“The prices on our reserve list are negotiable tonight”, the wine director says. “Would you care to make an offer on a bottle?”……….”

Wine director of the restaurant reported that at least on five bottles per night the restaurant earned more than the reservation price (the minimum that the restaurant expected).  It’s always been said that customer is always ready to pay a huge premium for additional prestige.  Possibility of quoting a high price at a posh restaurant earns you get prestige. Well, the result was that while other upmarket restaurants in Manhattan experienced about 15% decline in revenues, David Burke Townhouse’s sales was down by only about 8%.

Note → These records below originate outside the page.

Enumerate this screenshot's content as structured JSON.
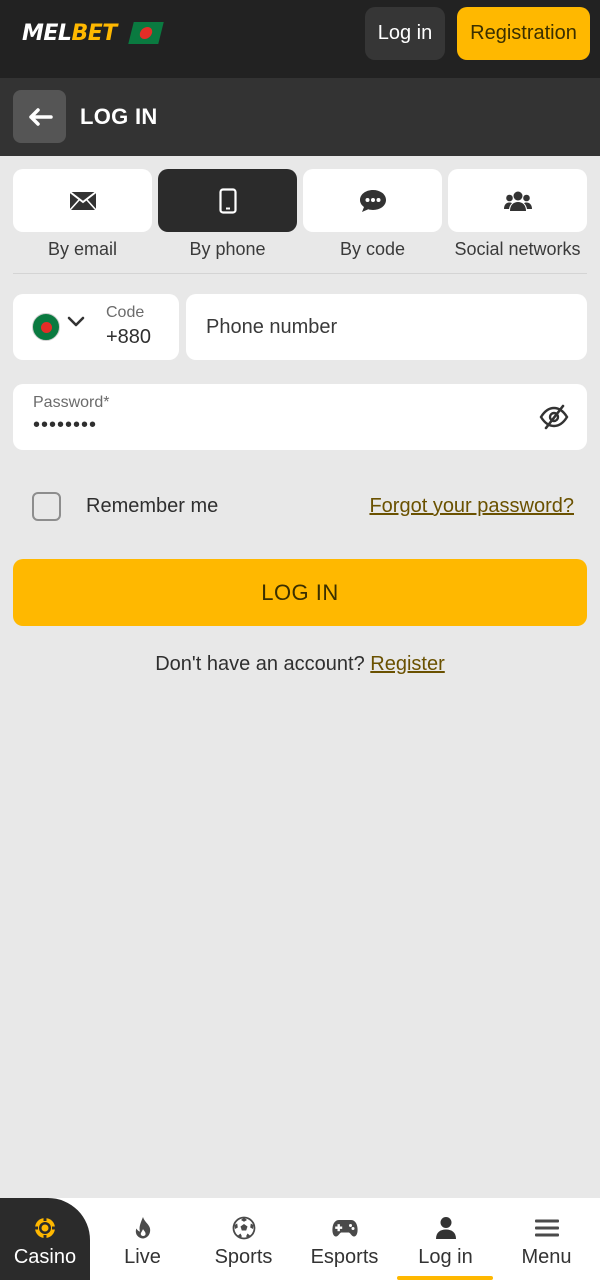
{
  "header": {
    "logo_part1": "MEL",
    "logo_part2": "BET",
    "login_label": "Log in",
    "register_label": "Registration"
  },
  "title_bar": {
    "title": "LOG IN"
  },
  "tabs": [
    {
      "label": "By email",
      "icon": "envelope-icon",
      "active": false
    },
    {
      "label": "By phone",
      "icon": "mobile-phone-icon",
      "active": true
    },
    {
      "label": "By code",
      "icon": "chat-bubble-icon",
      "active": false
    },
    {
      "label": "Social networks",
      "icon": "users-icon",
      "active": false
    }
  ],
  "phone": {
    "code_label": "Code",
    "code_value": "+880",
    "placeholder": "Phone number"
  },
  "password": {
    "label": "Password*",
    "value": "••••••••"
  },
  "remember_me": {
    "label": "Remember me",
    "checked": false
  },
  "forgot_password": "Forgot your password?",
  "login_button": "LOG IN",
  "signup": {
    "prompt": "Don't have an account?",
    "link": "Register"
  },
  "bottom_nav": [
    {
      "label": "Casino",
      "icon": "casino-chip-icon"
    },
    {
      "label": "Live",
      "icon": "flame-icon"
    },
    {
      "label": "Sports",
      "icon": "soccer-ball-icon"
    },
    {
      "label": "Esports",
      "icon": "gamepad-icon"
    },
    {
      "label": "Log in",
      "icon": "user-icon",
      "active": true
    },
    {
      "label": "Menu",
      "icon": "hamburger-menu-icon"
    }
  ],
  "colors": {
    "accent": "#ffb800",
    "header_bg": "#222222",
    "titlebar_bg": "#333333",
    "page_bg": "#e8e8e8",
    "link": "#6a5100"
  }
}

An interesting strategy indeed!!

Source : Negotiation; Vol. 12 No.8; August 2009. Harvard Law School.

The most creative man in Business – Jonathan Ive

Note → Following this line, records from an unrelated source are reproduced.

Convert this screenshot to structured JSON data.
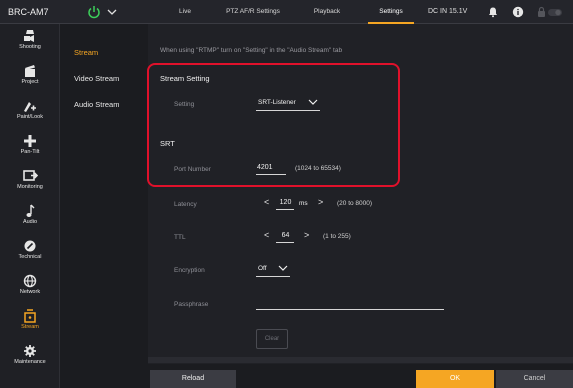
{
  "header": {
    "model": "BRC-AM7",
    "tabs": [
      {
        "label": "Live"
      },
      {
        "label": "PTZ AF/R Settings"
      },
      {
        "label": "Playback"
      },
      {
        "label": "Settings"
      }
    ],
    "active_tab": "Settings",
    "dc_status": "DC IN 15.1V"
  },
  "rail": {
    "items": [
      {
        "label": "Shooting",
        "icon": "camera-icon"
      },
      {
        "label": "Project",
        "icon": "clapper-icon"
      },
      {
        "label": "Paint/Look",
        "icon": "paint-icon"
      },
      {
        "label": "Pan-Tilt",
        "icon": "cross-icon"
      },
      {
        "label": "Monitoring",
        "icon": "monitor-icon"
      },
      {
        "label": "Audio",
        "icon": "note-icon"
      },
      {
        "label": "Technical",
        "icon": "wrench-icon"
      },
      {
        "label": "Network",
        "icon": "globe-icon"
      },
      {
        "label": "Stream",
        "icon": "stream-icon"
      },
      {
        "label": "Maintenance",
        "icon": "gear-icon"
      }
    ],
    "active": "Stream"
  },
  "submenu": {
    "items": [
      {
        "label": "Stream"
      },
      {
        "label": "Video Stream"
      },
      {
        "label": "Audio Stream"
      }
    ],
    "active": "Stream"
  },
  "content": {
    "notice": "When using \"RTMP\" turn on \"Setting\" in the \"Audio Stream\" tab",
    "stream_setting": {
      "section_title": "Stream Setting",
      "setting_label": "Setting",
      "setting_value": "SRT-Listener"
    },
    "srt": {
      "section_title": "SRT",
      "port_label": "Port Number",
      "port_value": "4201",
      "port_range": "(1024 to 65534)",
      "latency_label": "Latency",
      "latency_value": "120",
      "latency_unit": "ms",
      "latency_range": "(20 to 8000)",
      "ttl_label": "TTL",
      "ttl_value": "64",
      "ttl_range": "(1 to 255)",
      "encryption_label": "Encryption",
      "encryption_value": "Off",
      "passphrase_label": "Passphrase",
      "passphrase_value": "",
      "clear_label": "Clear"
    }
  },
  "footer": {
    "reload_label": "Reload",
    "ok_label": "OK",
    "cancel_label": "Cancel"
  },
  "colors": {
    "accent": "#f5a623",
    "highlight": "#e0112b",
    "background": "#1b1c20"
  }
}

Jonathan Ive - The most creative individual in business

Jonathan Ive - The most creative individual in business

Recently Fastcompany has come up with the list of 100 most creative people in business. It’s an interesting list and over next few posts we will talks about some interesting individuals featuring in there.  Apparantly there is no common criteria for selection. The introduction to the text states that they “……looked for dazzling new thinkers, rising stars, and boldface names who couldn’t be ignored.” Inclusion and exclusion of several names from this list, could be debated. However, one name that can’t be questioned, neither for its inclusion in the list nor it being at the top: Jonathan Ive, Senior Vice President of Industrial Design at Apple.

Jonathan Ive is one of those who are responsible for the design revolution that Apple brought about a decade ago. He has been the chief designer for iMac, Apple Powerbook, MacBook, iPod and iPhone. Creativity scholars define creativity as “Useful novelty” and in that sense Aple’s products are a great example of creativity in business. The fusion between art, technology and customer focus has been the strongest driving force behind Apple’s success in last decade. Last year, Daily Telegraph named him the most influential Briton in America. Celebraing his influence the article mentions, “If this is the age of the media gadget, Ive is its multi-platform deity figure.”

When a problem leads to Invention – The Invention of Credit Cards

Slate has run an interesting slide show presenting virtual history of credit cards. The merchant specific cards came in use as early as 1930s, when companies started offering, what they used to call “charge-plates” to their customers. However, the individual who is credited with introduction of the current credit card system is Frank McNamara. Frank McNamara was one of the founders of Diners’ Club.

However he got the idea of a Credit card system from an embarassing situation. He was having dinner at a restaurant and when the cheque arrived he realised that he had forgotten the wallet. That’s where he got the idea of having a system where one can “buy now and pay later, any time, anywhere”. The first card which was essentially for eating out at restaurants was a simple wallet-sized card made of paper. However, the concept behind it was revolutionary and within 60 years it has revolutionized shopping habits of people world over.